Distributed training: how to avoid loading dataset in memory N times

I would like to use DistributedSampler for MPI training of a neural net.

The problem is that, as far as I can tell, even if each process only loops over a subset of the data, the full dataset is loaded in memory once per process.

What’s the correct way to train a neural net (e.g. with SGD) on multiple processes without loading the dataset in memory N times? (I could split the data between workers manually, but that gets tricky fast because I would need to make sure that each worker processes the same exact number of batches at every epoch).


a simple reproducer of the large memory usage: run with mpirun -n N test.py, see each process occupying always the same amount of RAM.

from torch.utils.data import DistributedSampler, DataLoader, TensorDataset
import torch as to
import torch.distributed as dist
import time

if __name__ == "__main__":
  ds = TensorDataset(to.arange(100000000))
  sampler = DistributedSampler(ds)
  dl = DataLoader(ds, batch_size=2, sampler=sampler)
  for b in dl:
1 Like

Partial answer, I think: it looks like DistributedSampler duplicates datapoints so that all processes can run on the same number of batches. At different epochs, DistributedSampler duplicates different datapoints, and reshuffles datapoints between processes. It would be awkward to do all this if each process didn’t have a copy of the data.

Hi @bluehood

Do you have any additional insight into this? I’m running into this problem as well.

@ptrblck and @fduwjj – is there any way to get around this? I have 8 GPUs on a single node, and each GPU has 12.3GB of memory. The Linux machine I’m using has a CPU with 128GB memory. My dataset is upwards of 30GB, so making 8 copies of this is intractable, unless I lazy load the data, which would add a non-trivial amount of pre-processing time for every batch.

Any help is much appreciated.


Lazily loading the dataset is the common approach as you wouldn’t need a lot of changes in your code and coulf just use the mentioned Distributed Sampler. If that’s not possible try to use torch.multiprocessing to share the data as described here.

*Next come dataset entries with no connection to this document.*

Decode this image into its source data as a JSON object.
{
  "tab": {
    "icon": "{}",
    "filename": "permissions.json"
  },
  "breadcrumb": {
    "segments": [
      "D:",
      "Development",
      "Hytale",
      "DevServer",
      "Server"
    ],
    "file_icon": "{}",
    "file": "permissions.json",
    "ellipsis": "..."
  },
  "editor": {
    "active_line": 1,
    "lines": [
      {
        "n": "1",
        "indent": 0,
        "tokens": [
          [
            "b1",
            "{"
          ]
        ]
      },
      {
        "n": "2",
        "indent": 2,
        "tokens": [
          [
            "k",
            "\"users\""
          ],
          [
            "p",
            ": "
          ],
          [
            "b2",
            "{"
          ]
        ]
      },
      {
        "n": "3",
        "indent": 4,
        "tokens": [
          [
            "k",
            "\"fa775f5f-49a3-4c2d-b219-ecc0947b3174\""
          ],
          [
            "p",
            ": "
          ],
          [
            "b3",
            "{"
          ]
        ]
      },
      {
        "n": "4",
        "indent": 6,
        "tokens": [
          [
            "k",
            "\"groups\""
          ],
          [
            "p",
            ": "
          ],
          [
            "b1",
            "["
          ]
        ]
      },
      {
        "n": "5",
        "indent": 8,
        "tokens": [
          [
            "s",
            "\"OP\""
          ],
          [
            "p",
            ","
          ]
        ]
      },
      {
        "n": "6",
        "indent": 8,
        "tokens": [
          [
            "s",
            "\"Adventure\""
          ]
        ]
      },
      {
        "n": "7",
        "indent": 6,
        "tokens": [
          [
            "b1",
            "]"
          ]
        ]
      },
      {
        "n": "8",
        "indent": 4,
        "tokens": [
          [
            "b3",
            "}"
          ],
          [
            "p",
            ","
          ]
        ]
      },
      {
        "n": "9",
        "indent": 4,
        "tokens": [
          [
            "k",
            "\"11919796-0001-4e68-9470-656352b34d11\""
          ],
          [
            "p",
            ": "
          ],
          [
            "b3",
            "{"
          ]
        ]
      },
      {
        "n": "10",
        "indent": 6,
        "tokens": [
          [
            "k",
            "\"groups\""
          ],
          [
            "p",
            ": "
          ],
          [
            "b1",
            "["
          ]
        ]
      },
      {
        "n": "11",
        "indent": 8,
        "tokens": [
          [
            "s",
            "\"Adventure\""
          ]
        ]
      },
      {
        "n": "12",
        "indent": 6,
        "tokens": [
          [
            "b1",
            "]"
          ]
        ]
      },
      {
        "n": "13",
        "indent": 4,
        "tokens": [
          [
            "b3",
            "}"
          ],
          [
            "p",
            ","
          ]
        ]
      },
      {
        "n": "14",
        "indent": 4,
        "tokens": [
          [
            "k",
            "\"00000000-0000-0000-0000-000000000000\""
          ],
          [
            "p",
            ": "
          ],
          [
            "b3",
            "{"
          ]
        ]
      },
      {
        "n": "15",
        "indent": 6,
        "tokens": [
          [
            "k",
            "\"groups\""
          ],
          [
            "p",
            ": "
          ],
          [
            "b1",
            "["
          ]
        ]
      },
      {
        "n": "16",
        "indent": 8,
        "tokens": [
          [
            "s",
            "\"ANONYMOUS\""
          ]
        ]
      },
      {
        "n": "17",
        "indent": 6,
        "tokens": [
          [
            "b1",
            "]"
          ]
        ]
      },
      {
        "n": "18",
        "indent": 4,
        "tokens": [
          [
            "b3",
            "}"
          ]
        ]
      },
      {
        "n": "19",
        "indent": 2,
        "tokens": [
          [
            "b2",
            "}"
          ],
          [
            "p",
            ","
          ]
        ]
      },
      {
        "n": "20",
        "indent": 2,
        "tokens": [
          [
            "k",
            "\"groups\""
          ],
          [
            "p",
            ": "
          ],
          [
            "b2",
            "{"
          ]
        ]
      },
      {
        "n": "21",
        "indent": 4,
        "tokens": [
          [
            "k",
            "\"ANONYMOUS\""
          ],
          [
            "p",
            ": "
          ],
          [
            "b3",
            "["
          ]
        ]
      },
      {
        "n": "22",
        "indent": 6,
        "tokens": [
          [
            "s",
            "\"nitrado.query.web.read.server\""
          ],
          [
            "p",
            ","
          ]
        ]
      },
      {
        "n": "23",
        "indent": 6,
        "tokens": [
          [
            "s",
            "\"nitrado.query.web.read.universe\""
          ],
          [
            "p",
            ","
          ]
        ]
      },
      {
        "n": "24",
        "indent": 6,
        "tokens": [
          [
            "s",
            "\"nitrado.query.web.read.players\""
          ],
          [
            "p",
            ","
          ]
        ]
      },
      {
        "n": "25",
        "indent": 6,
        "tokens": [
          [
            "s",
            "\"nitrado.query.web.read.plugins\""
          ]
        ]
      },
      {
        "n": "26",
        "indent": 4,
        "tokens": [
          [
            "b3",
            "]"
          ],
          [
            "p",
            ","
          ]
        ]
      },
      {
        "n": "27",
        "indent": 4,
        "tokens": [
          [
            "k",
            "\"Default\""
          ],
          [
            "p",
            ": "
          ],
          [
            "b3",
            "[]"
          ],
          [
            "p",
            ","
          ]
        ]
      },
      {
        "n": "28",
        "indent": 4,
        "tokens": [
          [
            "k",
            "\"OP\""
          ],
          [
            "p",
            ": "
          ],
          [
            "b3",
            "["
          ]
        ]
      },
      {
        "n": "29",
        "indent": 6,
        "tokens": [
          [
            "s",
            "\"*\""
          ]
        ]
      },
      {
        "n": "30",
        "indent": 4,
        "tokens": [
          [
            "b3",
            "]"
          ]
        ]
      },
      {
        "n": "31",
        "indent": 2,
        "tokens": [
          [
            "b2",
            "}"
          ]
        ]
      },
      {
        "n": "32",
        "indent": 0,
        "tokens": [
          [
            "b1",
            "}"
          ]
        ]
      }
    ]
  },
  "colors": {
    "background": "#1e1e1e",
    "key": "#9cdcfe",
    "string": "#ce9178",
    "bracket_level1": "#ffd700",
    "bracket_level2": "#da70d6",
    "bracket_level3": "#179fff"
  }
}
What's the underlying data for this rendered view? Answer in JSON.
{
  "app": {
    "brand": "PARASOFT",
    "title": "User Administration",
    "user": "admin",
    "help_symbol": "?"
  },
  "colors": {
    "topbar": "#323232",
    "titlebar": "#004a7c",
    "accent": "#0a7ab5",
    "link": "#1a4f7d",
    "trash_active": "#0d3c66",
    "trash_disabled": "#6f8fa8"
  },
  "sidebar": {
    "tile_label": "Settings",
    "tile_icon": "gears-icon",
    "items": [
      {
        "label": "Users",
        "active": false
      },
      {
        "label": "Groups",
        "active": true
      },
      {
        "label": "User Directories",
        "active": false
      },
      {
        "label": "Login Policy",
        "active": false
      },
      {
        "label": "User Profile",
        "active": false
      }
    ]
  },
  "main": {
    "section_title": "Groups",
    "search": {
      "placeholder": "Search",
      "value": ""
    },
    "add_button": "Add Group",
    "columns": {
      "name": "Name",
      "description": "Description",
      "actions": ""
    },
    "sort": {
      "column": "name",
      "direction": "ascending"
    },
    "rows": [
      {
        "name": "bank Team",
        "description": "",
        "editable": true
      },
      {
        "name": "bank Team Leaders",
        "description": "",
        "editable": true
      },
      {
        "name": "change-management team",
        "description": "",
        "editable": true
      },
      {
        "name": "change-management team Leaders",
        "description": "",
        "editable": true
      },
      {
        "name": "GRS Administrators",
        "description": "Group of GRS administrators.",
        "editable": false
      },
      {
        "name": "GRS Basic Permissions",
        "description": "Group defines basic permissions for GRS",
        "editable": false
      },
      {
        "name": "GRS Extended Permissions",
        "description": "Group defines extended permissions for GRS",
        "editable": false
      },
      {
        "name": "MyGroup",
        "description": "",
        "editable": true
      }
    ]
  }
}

Thanks @ptrblck

I’m currently using torch.distributed as opposed to torch.multiprocessing (see below for template code). Would using torch.multiprocessing as opposed to torch.distributed solve having to make copies of the full dataset / is there a preference for using one over the other?

def train(local_world_size, local_rank, args):

    # GPU setup
    n = torch.cuda.device_count() // local_world_size
    device_ids = list(range(local_rank * n, (local_rank + 1) * n))

    dataset = Dataset1(root=args.root_dir,
                       in_memory=False,               # load data up front (don't lazy load)
                       n_samples=args.n_samples, ...) # only load subset of data

    # set up data samplers
    sampler = DistributedSampler(dataset, rank=local_rank, shuffle=True, seed=0)

    # set up dataloaders
    loader = DataLoader(dataset, batch_size=args.batch_size, num_workers=1, sampler=sampler)

def main(local_world_size, local_rank, args):
    # These are the parameters used to initialize the process group
    env_dict = {
        key: os.environ[key]
        for key in ("MASTER_ADDR", "MASTER_PORT", "RANK", "WORLD_SIZE")
    print(f"[{os.getpid()}] Initializing process group with: {env_dict}")
        f"[{os.getpid()}] world_size = {dist.get_world_size()}, "
        + f"rank = {dist.get_rank()}, backend={dist.get_backend()}"

    # train your model
    train(args.local_world_size, args.local_rank, args)

    # Tear down the process group

Using this approach above results in making n-devices copies of the loaded dataset. Within the Dataset1 class, the loaded tensors are already stored on CPU using the data.cpu() method, both when loading up front and when lazy loading – all data is then transferred to the GPU devices during batching.